Recorded information |
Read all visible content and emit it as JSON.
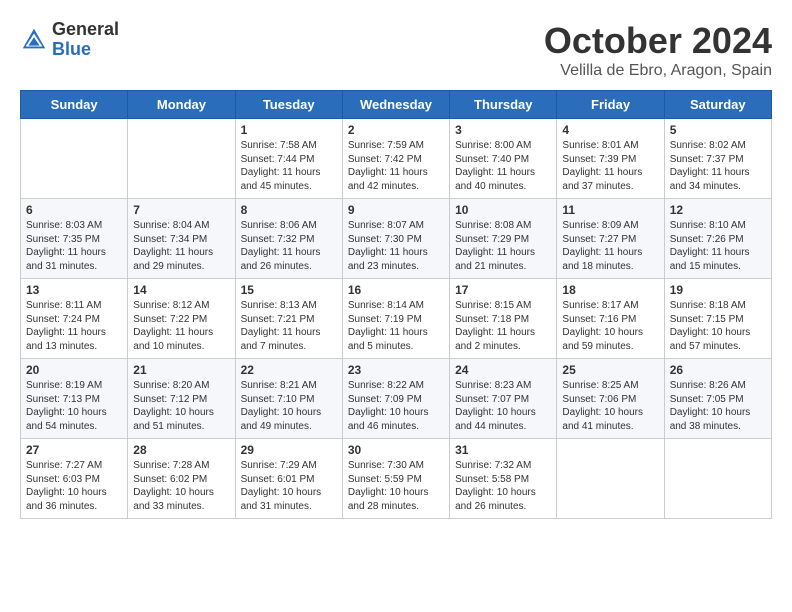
{
  "header": {
    "logo_general": "General",
    "logo_blue": "Blue",
    "month": "October 2024",
    "location": "Velilla de Ebro, Aragon, Spain"
  },
  "weekdays": [
    "Sunday",
    "Monday",
    "Tuesday",
    "Wednesday",
    "Thursday",
    "Friday",
    "Saturday"
  ],
  "weeks": [
    [
      {
        "day": "",
        "sunrise": "",
        "sunset": "",
        "daylight": ""
      },
      {
        "day": "",
        "sunrise": "",
        "sunset": "",
        "daylight": ""
      },
      {
        "day": "1",
        "sunrise": "Sunrise: 7:58 AM",
        "sunset": "Sunset: 7:44 PM",
        "daylight": "Daylight: 11 hours and 45 minutes."
      },
      {
        "day": "2",
        "sunrise": "Sunrise: 7:59 AM",
        "sunset": "Sunset: 7:42 PM",
        "daylight": "Daylight: 11 hours and 42 minutes."
      },
      {
        "day": "3",
        "sunrise": "Sunrise: 8:00 AM",
        "sunset": "Sunset: 7:40 PM",
        "daylight": "Daylight: 11 hours and 40 minutes."
      },
      {
        "day": "4",
        "sunrise": "Sunrise: 8:01 AM",
        "sunset": "Sunset: 7:39 PM",
        "daylight": "Daylight: 11 hours and 37 minutes."
      },
      {
        "day": "5",
        "sunrise": "Sunrise: 8:02 AM",
        "sunset": "Sunset: 7:37 PM",
        "daylight": "Daylight: 11 hours and 34 minutes."
      }
    ],
    [
      {
        "day": "6",
        "sunrise": "Sunrise: 8:03 AM",
        "sunset": "Sunset: 7:35 PM",
        "daylight": "Daylight: 11 hours and 31 minutes."
      },
      {
        "day": "7",
        "sunrise": "Sunrise: 8:04 AM",
        "sunset": "Sunset: 7:34 PM",
        "daylight": "Daylight: 11 hours and 29 minutes."
      },
      {
        "day": "8",
        "sunrise": "Sunrise: 8:06 AM",
        "sunset": "Sunset: 7:32 PM",
        "daylight": "Daylight: 11 hours and 26 minutes."
      },
      {
        "day": "9",
        "sunrise": "Sunrise: 8:07 AM",
        "sunset": "Sunset: 7:30 PM",
        "daylight": "Daylight: 11 hours and 23 minutes."
      },
      {
        "day": "10",
        "sunrise": "Sunrise: 8:08 AM",
        "sunset": "Sunset: 7:29 PM",
        "daylight": "Daylight: 11 hours and 21 minutes."
      },
      {
        "day": "11",
        "sunrise": "Sunrise: 8:09 AM",
        "sunset": "Sunset: 7:27 PM",
        "daylight": "Daylight: 11 hours and 18 minutes."
      },
      {
        "day": "12",
        "sunrise": "Sunrise: 8:10 AM",
        "sunset": "Sunset: 7:26 PM",
        "daylight": "Daylight: 11 hours and 15 minutes."
      }
    ],
    [
      {
        "day": "13",
        "sunrise": "Sunrise: 8:11 AM",
        "sunset": "Sunset: 7:24 PM",
        "daylight": "Daylight: 11 hours and 13 minutes."
      },
      {
        "day": "14",
        "sunrise": "Sunrise: 8:12 AM",
        "sunset": "Sunset: 7:22 PM",
        "daylight": "Daylight: 11 hours and 10 minutes."
      },
      {
        "day": "15",
        "sunrise": "Sunrise: 8:13 AM",
        "sunset": "Sunset: 7:21 PM",
        "daylight": "Daylight: 11 hours and 7 minutes."
      },
      {
        "day": "16",
        "sunrise": "Sunrise: 8:14 AM",
        "sunset": "Sunset: 7:19 PM",
        "daylight": "Daylight: 11 hours and 5 minutes."
      },
      {
        "day": "17",
        "sunrise": "Sunrise: 8:15 AM",
        "sunset": "Sunset: 7:18 PM",
        "daylight": "Daylight: 11 hours and 2 minutes."
      },
      {
        "day": "18",
        "sunrise": "Sunrise: 8:17 AM",
        "sunset": "Sunset: 7:16 PM",
        "daylight": "Daylight: 10 hours and 59 minutes."
      },
      {
        "day": "19",
        "sunrise": "Sunrise: 8:18 AM",
        "sunset": "Sunset: 7:15 PM",
        "daylight": "Daylight: 10 hours and 57 minutes."
      }
    ],
    [
      {
        "day": "20",
        "sunrise": "Sunrise: 8:19 AM",
        "sunset": "Sunset: 7:13 PM",
        "daylight": "Daylight: 10 hours and 54 minutes."
      },
      {
        "day": "21",
        "sunrise": "Sunrise: 8:20 AM",
        "sunset": "Sunset: 7:12 PM",
        "daylight": "Daylight: 10 hours and 51 minutes."
      },
      {
        "day": "22",
        "sunrise": "Sunrise: 8:21 AM",
        "sunset": "Sunset: 7:10 PM",
        "daylight": "Daylight: 10 hours and 49 minutes."
      },
      {
        "day": "23",
        "sunrise": "Sunrise: 8:22 AM",
        "sunset": "Sunset: 7:09 PM",
        "daylight": "Daylight: 10 hours and 46 minutes."
      },
      {
        "day": "24",
        "sunrise": "Sunrise: 8:23 AM",
        "sunset": "Sunset: 7:07 PM",
        "daylight": "Daylight: 10 hours and 44 minutes."
      },
      {
        "day": "25",
        "sunrise": "Sunrise: 8:25 AM",
        "sunset": "Sunset: 7:06 PM",
        "daylight": "Daylight: 10 hours and 41 minutes."
      },
      {
        "day": "26",
        "sunrise": "Sunrise: 8:26 AM",
        "sunset": "Sunset: 7:05 PM",
        "daylight": "Daylight: 10 hours and 38 minutes."
      }
    ],
    [
      {
        "day": "27",
        "sunrise": "Sunrise: 7:27 AM",
        "sunset": "Sunset: 6:03 PM",
        "daylight": "Daylight: 10 hours and 36 minutes."
      },
      {
        "day": "28",
        "sunrise": "Sunrise: 7:28 AM",
        "sunset": "Sunset: 6:02 PM",
        "daylight": "Daylight: 10 hours and 33 minutes."
      },
      {
        "day": "29",
        "sunrise": "Sunrise: 7:29 AM",
        "sunset": "Sunset: 6:01 PM",
        "daylight": "Daylight: 10 hours and 31 minutes."
      },
      {
        "day": "30",
        "sunrise": "Sunrise: 7:30 AM",
        "sunset": "Sunset: 5:59 PM",
        "daylight": "Daylight: 10 hours and 28 minutes."
      },
      {
        "day": "31",
        "sunrise": "Sunrise: 7:32 AM",
        "sunset": "Sunset: 5:58 PM",
        "daylight": "Daylight: 10 hours and 26 minutes."
      },
      {
        "day": "",
        "sunrise": "",
        "sunset": "",
        "daylight": ""
      },
      {
        "day": "",
        "sunrise": "",
        "sunset": "",
        "daylight": ""
      }
    ]
  ]
}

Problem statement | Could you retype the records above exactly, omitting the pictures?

Expected output |
Read all visible content and emit it as JSON.
{
  "header": {
    "logo_general": "General",
    "logo_blue": "Blue",
    "month": "October 2024",
    "location": "Velilla de Ebro, Aragon, Spain"
  },
  "weekdays": [
    "Sunday",
    "Monday",
    "Tuesday",
    "Wednesday",
    "Thursday",
    "Friday",
    "Saturday"
  ],
  "weeks": [
    [
      {
        "day": "",
        "sunrise": "",
        "sunset": "",
        "daylight": ""
      },
      {
        "day": "",
        "sunrise": "",
        "sunset": "",
        "daylight": ""
      },
      {
        "day": "1",
        "sunrise": "Sunrise: 7:58 AM",
        "sunset": "Sunset: 7:44 PM",
        "daylight": "Daylight: 11 hours and 45 minutes."
      },
      {
        "day": "2",
        "sunrise": "Sunrise: 7:59 AM",
        "sunset": "Sunset: 7:42 PM",
        "daylight": "Daylight: 11 hours and 42 minutes."
      },
      {
        "day": "3",
        "sunrise": "Sunrise: 8:00 AM",
        "sunset": "Sunset: 7:40 PM",
        "daylight": "Daylight: 11 hours and 40 minutes."
      },
      {
        "day": "4",
        "sunrise": "Sunrise: 8:01 AM",
        "sunset": "Sunset: 7:39 PM",
        "daylight": "Daylight: 11 hours and 37 minutes."
      },
      {
        "day": "5",
        "sunrise": "Sunrise: 8:02 AM",
        "sunset": "Sunset: 7:37 PM",
        "daylight": "Daylight: 11 hours and 34 minutes."
      }
    ],
    [
      {
        "day": "6",
        "sunrise": "Sunrise: 8:03 AM",
        "sunset": "Sunset: 7:35 PM",
        "daylight": "Daylight: 11 hours and 31 minutes."
      },
      {
        "day": "7",
        "sunrise": "Sunrise: 8:04 AM",
        "sunset": "Sunset: 7:34 PM",
        "daylight": "Daylight: 11 hours and 29 minutes."
      },
      {
        "day": "8",
        "sunrise": "Sunrise: 8:06 AM",
        "sunset": "Sunset: 7:32 PM",
        "daylight": "Daylight: 11 hours and 26 minutes."
      },
      {
        "day": "9",
        "sunrise": "Sunrise: 8:07 AM",
        "sunset": "Sunset: 7:30 PM",
        "daylight": "Daylight: 11 hours and 23 minutes."
      },
      {
        "day": "10",
        "sunrise": "Sunrise: 8:08 AM",
        "sunset": "Sunset: 7:29 PM",
        "daylight": "Daylight: 11 hours and 21 minutes."
      },
      {
        "day": "11",
        "sunrise": "Sunrise: 8:09 AM",
        "sunset": "Sunset: 7:27 PM",
        "daylight": "Daylight: 11 hours and 18 minutes."
      },
      {
        "day": "12",
        "sunrise": "Sunrise: 8:10 AM",
        "sunset": "Sunset: 7:26 PM",
        "daylight": "Daylight: 11 hours and 15 minutes."
      }
    ],
    [
      {
        "day": "13",
        "sunrise": "Sunrise: 8:11 AM",
        "sunset": "Sunset: 7:24 PM",
        "daylight": "Daylight: 11 hours and 13 minutes."
      },
      {
        "day": "14",
        "sunrise": "Sunrise: 8:12 AM",
        "sunset": "Sunset: 7:22 PM",
        "daylight": "Daylight: 11 hours and 10 minutes."
      },
      {
        "day": "15",
        "sunrise": "Sunrise: 8:13 AM",
        "sunset": "Sunset: 7:21 PM",
        "daylight": "Daylight: 11 hours and 7 minutes."
      },
      {
        "day": "16",
        "sunrise": "Sunrise: 8:14 AM",
        "sunset": "Sunset: 7:19 PM",
        "daylight": "Daylight: 11 hours and 5 minutes."
      },
      {
        "day": "17",
        "sunrise": "Sunrise: 8:15 AM",
        "sunset": "Sunset: 7:18 PM",
        "daylight": "Daylight: 11 hours and 2 minutes."
      },
      {
        "day": "18",
        "sunrise": "Sunrise: 8:17 AM",
        "sunset": "Sunset: 7:16 PM",
        "daylight": "Daylight: 10 hours and 59 minutes."
      },
      {
        "day": "19",
        "sunrise": "Sunrise: 8:18 AM",
        "sunset": "Sunset: 7:15 PM",
        "daylight": "Daylight: 10 hours and 57 minutes."
      }
    ],
    [
      {
        "day": "20",
        "sunrise": "Sunrise: 8:19 AM",
        "sunset": "Sunset: 7:13 PM",
        "daylight": "Daylight: 10 hours and 54 minutes."
      },
      {
        "day": "21",
        "sunrise": "Sunrise: 8:20 AM",
        "sunset": "Sunset: 7:12 PM",
        "daylight": "Daylight: 10 hours and 51 minutes."
      },
      {
        "day": "22",
        "sunrise": "Sunrise: 8:21 AM",
        "sunset": "Sunset: 7:10 PM",
        "daylight": "Daylight: 10 hours and 49 minutes."
      },
      {
        "day": "23",
        "sunrise": "Sunrise: 8:22 AM",
        "sunset": "Sunset: 7:09 PM",
        "daylight": "Daylight: 10 hours and 46 minutes."
      },
      {
        "day": "24",
        "sunrise": "Sunrise: 8:23 AM",
        "sunset": "Sunset: 7:07 PM",
        "daylight": "Daylight: 10 hours and 44 minutes."
      },
      {
        "day": "25",
        "sunrise": "Sunrise: 8:25 AM",
        "sunset": "Sunset: 7:06 PM",
        "daylight": "Daylight: 10 hours and 41 minutes."
      },
      {
        "day": "26",
        "sunrise": "Sunrise: 8:26 AM",
        "sunset": "Sunset: 7:05 PM",
        "daylight": "Daylight: 10 hours and 38 minutes."
      }
    ],
    [
      {
        "day": "27",
        "sunrise": "Sunrise: 7:27 AM",
        "sunset": "Sunset: 6:03 PM",
        "daylight": "Daylight: 10 hours and 36 minutes."
      },
      {
        "day": "28",
        "sunrise": "Sunrise: 7:28 AM",
        "sunset": "Sunset: 6:02 PM",
        "daylight": "Daylight: 10 hours and 33 minutes."
      },
      {
        "day": "29",
        "sunrise": "Sunrise: 7:29 AM",
        "sunset": "Sunset: 6:01 PM",
        "daylight": "Daylight: 10 hours and 31 minutes."
      },
      {
        "day": "30",
        "sunrise": "Sunrise: 7:30 AM",
        "sunset": "Sunset: 5:59 PM",
        "daylight": "Daylight: 10 hours and 28 minutes."
      },
      {
        "day": "31",
        "sunrise": "Sunrise: 7:32 AM",
        "sunset": "Sunset: 5:58 PM",
        "daylight": "Daylight: 10 hours and 26 minutes."
      },
      {
        "day": "",
        "sunrise": "",
        "sunset": "",
        "daylight": ""
      },
      {
        "day": "",
        "sunrise": "",
        "sunset": "",
        "daylight": ""
      }
    ]
  ]
}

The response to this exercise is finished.